     A few hours from sunset and many miles from our last hike we set out to find another ruin. This one was supposed to be in excellent condition. We wandered down a canyon for a couple miles before we started looking for it's location. As with all the ruins in the area, it would be set above the canyon floor, under an overhang, and well hidden. It took a little while to find it, after ascending to the canyon rim twice. The sun was starting to set and I was on a mission, I was not leaving until I found it, from what I knew about this spot it was going to be awesome. I was first to see it, and awesome it was. I waited for a few seconds to look over the scene and try to absorb this amazing place before I called to Steve, who was checking another lead nearby. Before Steve got there I stood in amazement, the Kiva was completely intact with a ladder sticking out the rectangular hole. It was like some one had just left a few weeks ago, not 800 years. It was hard to leave so soon but the sun was setting and would be dark in less than an hour. We ended up hiking the last 30 minutes in the dark, tired form a long day, and our headlamps leading the way back to camp.
    By all means get out there and see this stuff before it's gone, trampled, over managed, or your too old. Bring your close friends, family, kids or wife, and do it with respect, you will not be disappointed. There are already enough sites listing these ruins I just don't want to add to the amount of outside traffic. If you are interested and I know you, just ask and I will set you up with what I know, I'll even go back with you.

Fat-bikes were the preferred mode of travel on the  high-clearance roads
It looks like this everywhere

The ruins are on the opposite side of the point

Back on the canyon floor searching for kivas

This is the inside of a kiva, they are recessed into the ground  and accessed by ladder. The walls inside look like old plaster, the ceiling is black with soot

Pottery,corncobs etc.

On our way out we thought for sure there would be some ruins in this cave-like opening,  there weren't

Not good for mini-van, Very good for fat-bike

On our way to the third ruin, near sunset 

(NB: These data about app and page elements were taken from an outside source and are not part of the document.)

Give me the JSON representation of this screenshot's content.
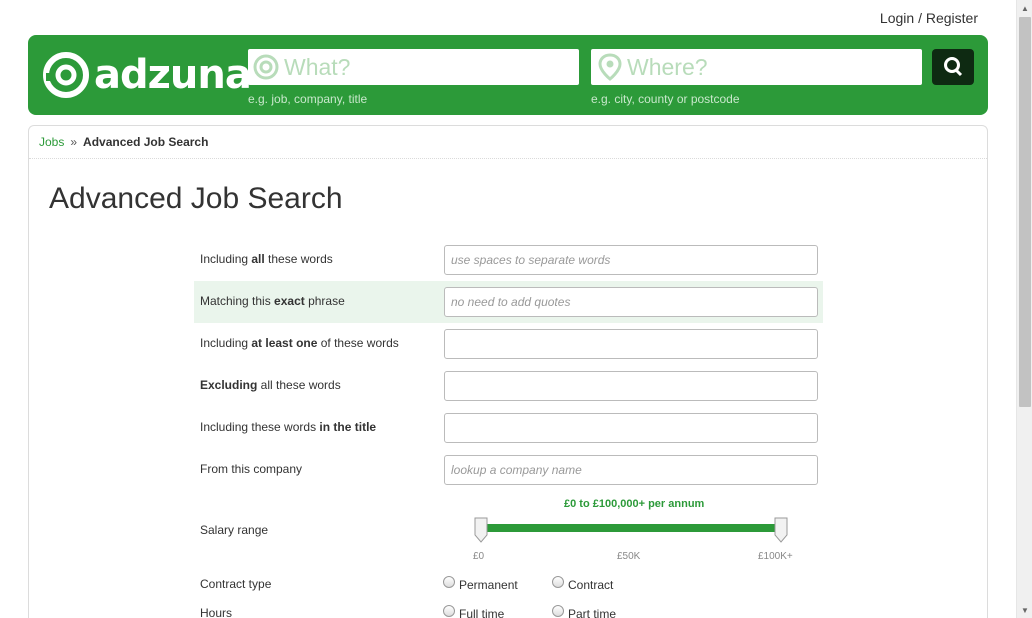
{
  "top": {
    "login": "Login",
    "sep": "/",
    "register": "Register"
  },
  "header": {
    "logo": "adzuna",
    "what_placeholder": "What?",
    "where_placeholder": "Where?",
    "what_hint": "e.g. job, company, title",
    "where_hint": "e.g. city, county or postcode",
    "search_icon": "search-icon",
    "brand_color": "#2c9a39"
  },
  "breadcrumb": {
    "jobs": "Jobs",
    "sep": "»",
    "current": "Advanced Job Search"
  },
  "title": "Advanced Job Search",
  "form": {
    "rows": [
      {
        "pre": "Including ",
        "bold": "all",
        "post": " these words",
        "placeholder": "use spaces to separate words"
      },
      {
        "pre": "Matching this ",
        "bold": "exact",
        "post": " phrase",
        "placeholder": "no need to add quotes"
      },
      {
        "pre": "Including ",
        "bold": "at least one",
        "post": " of these words",
        "placeholder": ""
      },
      {
        "pre": "",
        "bold": "Excluding",
        "post": " all these words",
        "placeholder": ""
      },
      {
        "pre": "Including these words ",
        "bold": "in the title",
        "post": "",
        "placeholder": ""
      },
      {
        "pre": "From this company",
        "bold": "",
        "post": "",
        "placeholder": "lookup a company name"
      }
    ],
    "salary": {
      "label": "Salary range",
      "summary": "£0 to £100,000+ per annum",
      "min": 0,
      "max": 100000,
      "ticks": [
        "£0",
        "£50K",
        "£100K+"
      ]
    },
    "contract": {
      "label": "Contract type",
      "options": [
        "Permanent",
        "Contract"
      ]
    },
    "hours": {
      "label": "Hours",
      "options": [
        "Full time",
        "Part time"
      ]
    }
  }
}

Amazing! the little white things are pieces of paper that say "DO NOT WALK ON ROOF" . Some dip shit's foot prints went right across the roof!

I'm home

This is the same thing "they" saw when exiting the kiva